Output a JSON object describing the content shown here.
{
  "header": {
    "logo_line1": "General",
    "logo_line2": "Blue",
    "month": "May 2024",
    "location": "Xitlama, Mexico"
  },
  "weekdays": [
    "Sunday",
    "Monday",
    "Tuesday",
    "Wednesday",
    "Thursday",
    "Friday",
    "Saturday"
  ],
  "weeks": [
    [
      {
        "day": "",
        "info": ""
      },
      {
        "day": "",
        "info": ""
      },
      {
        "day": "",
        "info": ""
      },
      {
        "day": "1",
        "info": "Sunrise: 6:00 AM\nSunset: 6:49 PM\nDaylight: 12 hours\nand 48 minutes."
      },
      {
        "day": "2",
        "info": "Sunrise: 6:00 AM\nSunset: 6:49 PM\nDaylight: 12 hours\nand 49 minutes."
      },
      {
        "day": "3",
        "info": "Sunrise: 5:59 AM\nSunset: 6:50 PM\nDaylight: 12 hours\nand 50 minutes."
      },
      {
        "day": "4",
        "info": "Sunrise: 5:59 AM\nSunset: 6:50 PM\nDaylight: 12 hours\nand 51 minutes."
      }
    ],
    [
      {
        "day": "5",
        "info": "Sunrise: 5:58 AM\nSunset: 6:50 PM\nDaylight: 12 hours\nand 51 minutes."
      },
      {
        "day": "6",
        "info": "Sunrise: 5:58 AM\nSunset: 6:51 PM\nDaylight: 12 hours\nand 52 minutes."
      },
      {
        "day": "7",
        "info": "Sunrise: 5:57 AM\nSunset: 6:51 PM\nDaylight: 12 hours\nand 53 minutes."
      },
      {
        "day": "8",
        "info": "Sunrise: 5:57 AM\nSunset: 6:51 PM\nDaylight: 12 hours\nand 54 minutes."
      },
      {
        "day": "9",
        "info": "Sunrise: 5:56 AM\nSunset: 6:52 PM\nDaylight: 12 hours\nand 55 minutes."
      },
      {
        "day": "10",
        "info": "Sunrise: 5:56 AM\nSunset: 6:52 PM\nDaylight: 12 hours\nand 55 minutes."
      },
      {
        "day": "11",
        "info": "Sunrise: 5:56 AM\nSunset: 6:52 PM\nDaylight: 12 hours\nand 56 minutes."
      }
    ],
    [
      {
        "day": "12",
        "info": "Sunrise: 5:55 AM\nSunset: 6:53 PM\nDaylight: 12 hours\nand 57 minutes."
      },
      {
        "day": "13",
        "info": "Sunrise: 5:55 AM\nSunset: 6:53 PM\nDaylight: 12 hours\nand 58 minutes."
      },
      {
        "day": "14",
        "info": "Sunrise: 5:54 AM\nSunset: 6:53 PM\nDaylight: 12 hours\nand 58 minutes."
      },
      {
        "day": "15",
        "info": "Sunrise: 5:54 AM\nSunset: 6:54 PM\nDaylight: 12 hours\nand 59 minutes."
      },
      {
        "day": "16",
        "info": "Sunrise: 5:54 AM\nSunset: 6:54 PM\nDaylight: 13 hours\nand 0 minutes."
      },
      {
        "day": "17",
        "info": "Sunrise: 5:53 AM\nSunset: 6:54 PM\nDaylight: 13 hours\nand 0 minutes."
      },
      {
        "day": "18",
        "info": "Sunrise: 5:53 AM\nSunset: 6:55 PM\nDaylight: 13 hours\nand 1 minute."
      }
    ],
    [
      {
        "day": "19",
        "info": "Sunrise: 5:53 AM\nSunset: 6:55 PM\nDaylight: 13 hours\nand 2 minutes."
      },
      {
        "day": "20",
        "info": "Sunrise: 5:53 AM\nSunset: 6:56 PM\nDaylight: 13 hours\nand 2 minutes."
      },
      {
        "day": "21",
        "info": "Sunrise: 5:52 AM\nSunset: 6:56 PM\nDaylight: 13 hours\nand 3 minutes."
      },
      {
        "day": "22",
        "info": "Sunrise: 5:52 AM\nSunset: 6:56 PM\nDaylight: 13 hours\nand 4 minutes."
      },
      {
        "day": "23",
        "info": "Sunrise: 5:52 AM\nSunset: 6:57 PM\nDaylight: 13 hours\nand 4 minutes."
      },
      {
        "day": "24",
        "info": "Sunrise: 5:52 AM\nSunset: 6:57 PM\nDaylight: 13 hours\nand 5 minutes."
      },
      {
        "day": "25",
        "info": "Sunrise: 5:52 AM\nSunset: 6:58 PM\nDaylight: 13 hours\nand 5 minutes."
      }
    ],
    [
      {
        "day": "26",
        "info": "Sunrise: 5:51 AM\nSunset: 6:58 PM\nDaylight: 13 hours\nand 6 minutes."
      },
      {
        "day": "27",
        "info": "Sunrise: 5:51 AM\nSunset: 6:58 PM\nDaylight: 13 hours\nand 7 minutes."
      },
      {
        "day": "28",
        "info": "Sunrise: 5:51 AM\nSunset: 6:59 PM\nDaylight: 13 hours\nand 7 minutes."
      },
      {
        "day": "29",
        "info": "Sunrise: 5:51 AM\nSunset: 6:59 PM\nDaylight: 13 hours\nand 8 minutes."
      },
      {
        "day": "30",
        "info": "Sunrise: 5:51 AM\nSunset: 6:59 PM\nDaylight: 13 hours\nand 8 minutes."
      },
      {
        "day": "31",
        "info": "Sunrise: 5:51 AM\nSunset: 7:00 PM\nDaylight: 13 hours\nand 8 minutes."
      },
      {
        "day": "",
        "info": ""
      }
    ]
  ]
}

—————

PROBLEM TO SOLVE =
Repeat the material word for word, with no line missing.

ANSWER TO THIS EXERCISE =
Output a JSON object describing the content shown here.
{
  "header": {
    "logo_line1": "General",
    "logo_line2": "Blue",
    "month": "May 2024",
    "location": "Xitlama, Mexico"
  },
  "weekdays": [
    "Sunday",
    "Monday",
    "Tuesday",
    "Wednesday",
    "Thursday",
    "Friday",
    "Saturday"
  ],
  "weeks": [
    [
      {
        "day": "",
        "info": ""
      },
      {
        "day": "",
        "info": ""
      },
      {
        "day": "",
        "info": ""
      },
      {
        "day": "1",
        "info": "Sunrise: 6:00 AM\nSunset: 6:49 PM\nDaylight: 12 hours\nand 48 minutes."
      },
      {
        "day": "2",
        "info": "Sunrise: 6:00 AM\nSunset: 6:49 PM\nDaylight: 12 hours\nand 49 minutes."
      },
      {
        "day": "3",
        "info": "Sunrise: 5:59 AM\nSunset: 6:50 PM\nDaylight: 12 hours\nand 50 minutes."
      },
      {
        "day": "4",
        "info": "Sunrise: 5:59 AM\nSunset: 6:50 PM\nDaylight: 12 hours\nand 51 minutes."
      }
    ],
    [
      {
        "day": "5",
        "info": "Sunrise: 5:58 AM\nSunset: 6:50 PM\nDaylight: 12 hours\nand 51 minutes."
      },
      {
        "day": "6",
        "info": "Sunrise: 5:58 AM\nSunset: 6:51 PM\nDaylight: 12 hours\nand 52 minutes."
      },
      {
        "day": "7",
        "info": "Sunrise: 5:57 AM\nSunset: 6:51 PM\nDaylight: 12 hours\nand 53 minutes."
      },
      {
        "day": "8",
        "info": "Sunrise: 5:57 AM\nSunset: 6:51 PM\nDaylight: 12 hours\nand 54 minutes."
      },
      {
        "day": "9",
        "info": "Sunrise: 5:56 AM\nSunset: 6:52 PM\nDaylight: 12 hours\nand 55 minutes."
      },
      {
        "day": "10",
        "info": "Sunrise: 5:56 AM\nSunset: 6:52 PM\nDaylight: 12 hours\nand 55 minutes."
      },
      {
        "day": "11",
        "info": "Sunrise: 5:56 AM\nSunset: 6:52 PM\nDaylight: 12 hours\nand 56 minutes."
      }
    ],
    [
      {
        "day": "12",
        "info": "Sunrise: 5:55 AM\nSunset: 6:53 PM\nDaylight: 12 hours\nand 57 minutes."
      },
      {
        "day": "13",
        "info": "Sunrise: 5:55 AM\nSunset: 6:53 PM\nDaylight: 12 hours\nand 58 minutes."
      },
      {
        "day": "14",
        "info": "Sunrise: 5:54 AM\nSunset: 6:53 PM\nDaylight: 12 hours\nand 58 minutes."
      },
      {
        "day": "15",
        "info": "Sunrise: 5:54 AM\nSunset: 6:54 PM\nDaylight: 12 hours\nand 59 minutes."
      },
      {
        "day": "16",
        "info": "Sunrise: 5:54 AM\nSunset: 6:54 PM\nDaylight: 13 hours\nand 0 minutes."
      },
      {
        "day": "17",
        "info": "Sunrise: 5:53 AM\nSunset: 6:54 PM\nDaylight: 13 hours\nand 0 minutes."
      },
      {
        "day": "18",
        "info": "Sunrise: 5:53 AM\nSunset: 6:55 PM\nDaylight: 13 hours\nand 1 minute."
      }
    ],
    [
      {
        "day": "19",
        "info": "Sunrise: 5:53 AM\nSunset: 6:55 PM\nDaylight: 13 hours\nand 2 minutes."
      },
      {
        "day": "20",
        "info": "Sunrise: 5:53 AM\nSunset: 6:56 PM\nDaylight: 13 hours\nand 2 minutes."
      },
      {
        "day": "21",
        "info": "Sunrise: 5:52 AM\nSunset: 6:56 PM\nDaylight: 13 hours\nand 3 minutes."
      },
      {
        "day": "22",
        "info": "Sunrise: 5:52 AM\nSunset: 6:56 PM\nDaylight: 13 hours\nand 4 minutes."
      },
      {
        "day": "23",
        "info": "Sunrise: 5:52 AM\nSunset: 6:57 PM\nDaylight: 13 hours\nand 4 minutes."
      },
      {
        "day": "24",
        "info": "Sunrise: 5:52 AM\nSunset: 6:57 PM\nDaylight: 13 hours\nand 5 minutes."
      },
      {
        "day": "25",
        "info": "Sunrise: 5:52 AM\nSunset: 6:58 PM\nDaylight: 13 hours\nand 5 minutes."
      }
    ],
    [
      {
        "day": "26",
        "info": "Sunrise: 5:51 AM\nSunset: 6:58 PM\nDaylight: 13 hours\nand 6 minutes."
      },
      {
        "day": "27",
        "info": "Sunrise: 5:51 AM\nSunset: 6:58 PM\nDaylight: 13 hours\nand 7 minutes."
      },
      {
        "day": "28",
        "info": "Sunrise: 5:51 AM\nSunset: 6:59 PM\nDaylight: 13 hours\nand 7 minutes."
      },
      {
        "day": "29",
        "info": "Sunrise: 5:51 AM\nSunset: 6:59 PM\nDaylight: 13 hours\nand 8 minutes."
      },
      {
        "day": "30",
        "info": "Sunrise: 5:51 AM\nSunset: 6:59 PM\nDaylight: 13 hours\nand 8 minutes."
      },
      {
        "day": "31",
        "info": "Sunrise: 5:51 AM\nSunset: 7:00 PM\nDaylight: 13 hours\nand 8 minutes."
      },
      {
        "day": "",
        "info": ""
      }
    ]
  ]
}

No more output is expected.